# Memory-efficient metric calculation for ultra high dimensional data

I am preparing for clustering the data which can be only represent as a extremely sparse binary vectors. Each of the objects is represented by a large set the binary features ($$10^3$$ ~ $$10^6$$), each identified by a 32-bit hash code. We can assume that in order to represent the data object without loss of information we need to see it as a vector of $$2^{32}$$ bits - in which only the bits at positions identified by hash are set to one.

The problem is, having two data objects, each represented by a sorted set of hashes, how can I calculate the distance between them without storing two $$2^{32}$$ bits long vectors in memory?

• Which distance are you planning on using? Feb 14, 2017 at 12:13
• I'd like to go with Euclidean, but i'm very eager to change my mind if other distance would be more memory efficient. Feb 14, 2017 at 16:14

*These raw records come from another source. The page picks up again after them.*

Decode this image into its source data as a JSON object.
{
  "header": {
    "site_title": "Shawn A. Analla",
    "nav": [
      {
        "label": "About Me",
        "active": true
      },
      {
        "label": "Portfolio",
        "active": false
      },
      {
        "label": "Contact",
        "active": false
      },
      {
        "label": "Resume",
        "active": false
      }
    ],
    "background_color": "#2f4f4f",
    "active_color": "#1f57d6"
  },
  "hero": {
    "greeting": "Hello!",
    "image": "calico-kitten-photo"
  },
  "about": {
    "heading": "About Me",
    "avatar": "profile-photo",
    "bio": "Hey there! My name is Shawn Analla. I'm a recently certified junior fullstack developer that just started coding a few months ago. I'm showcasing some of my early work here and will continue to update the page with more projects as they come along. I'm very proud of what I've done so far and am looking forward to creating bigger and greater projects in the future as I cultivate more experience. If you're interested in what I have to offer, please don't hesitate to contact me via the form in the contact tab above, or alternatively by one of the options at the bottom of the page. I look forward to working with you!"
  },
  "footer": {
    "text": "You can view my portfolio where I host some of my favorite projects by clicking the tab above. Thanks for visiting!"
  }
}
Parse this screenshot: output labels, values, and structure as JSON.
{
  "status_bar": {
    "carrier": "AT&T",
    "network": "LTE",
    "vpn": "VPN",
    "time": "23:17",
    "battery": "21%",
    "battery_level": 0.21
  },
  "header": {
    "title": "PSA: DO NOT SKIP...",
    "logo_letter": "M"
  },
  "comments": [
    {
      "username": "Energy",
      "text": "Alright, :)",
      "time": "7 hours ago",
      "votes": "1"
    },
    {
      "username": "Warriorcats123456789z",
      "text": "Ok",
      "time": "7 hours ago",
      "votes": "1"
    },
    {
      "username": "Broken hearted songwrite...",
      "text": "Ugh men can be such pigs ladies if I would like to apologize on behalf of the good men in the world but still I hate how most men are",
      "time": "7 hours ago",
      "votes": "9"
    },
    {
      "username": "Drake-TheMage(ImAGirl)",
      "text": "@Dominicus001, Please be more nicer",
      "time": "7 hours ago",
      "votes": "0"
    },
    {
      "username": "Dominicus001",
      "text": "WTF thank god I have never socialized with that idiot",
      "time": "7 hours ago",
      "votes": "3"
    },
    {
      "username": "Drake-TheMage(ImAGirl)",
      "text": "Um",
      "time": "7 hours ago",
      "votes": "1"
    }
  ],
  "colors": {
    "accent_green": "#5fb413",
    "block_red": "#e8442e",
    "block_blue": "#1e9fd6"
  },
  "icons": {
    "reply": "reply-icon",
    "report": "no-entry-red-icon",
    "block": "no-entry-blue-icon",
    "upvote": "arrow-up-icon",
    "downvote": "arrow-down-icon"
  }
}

The way to go was to use relative similarity metric:

\begin{equation*} d(x,y)=\left(1-\frac{\left\vert{x \cap y}\right\vert }{\left\vert{x \cup y}\right\vert }\right)^k \end{equation*}

Where x and y are sets containing hashes identifying features and k is experimentally selected factor that allows "spreading" the range of distances.

Given that data point, being really a binary vector of size 2^32 have bits set only on the positions denoted by the hashes, we can calculate the distance as size of intersection of hash sets divided by size of sum of hash sets.

Euclidean distance can be decomposed into dot products $$\|a-b\|^2=\|a\|^2-2(a\cdot{b})+\|b\|^2$$ which can be efficiently computed for sparse vectors.

For binary vectors, $\|a\|^2$ is the size of $a$'s non-zero index set, while $a\cdot{b}$ is the size of the intersection of the index-sets of $a$ and $b$. (For bit arrays intersection is just a bitwise "and".)

Simply join the two sorted lists. You only need one pass over each list if you do them in parallel.

But if you want this to be fast, you may want to use roaring bitmaps, to count the number of shared and different bits.

In case you have not noticed: on binary data, pretty much any distance function reduces to counting intersection sizes and number of bits set.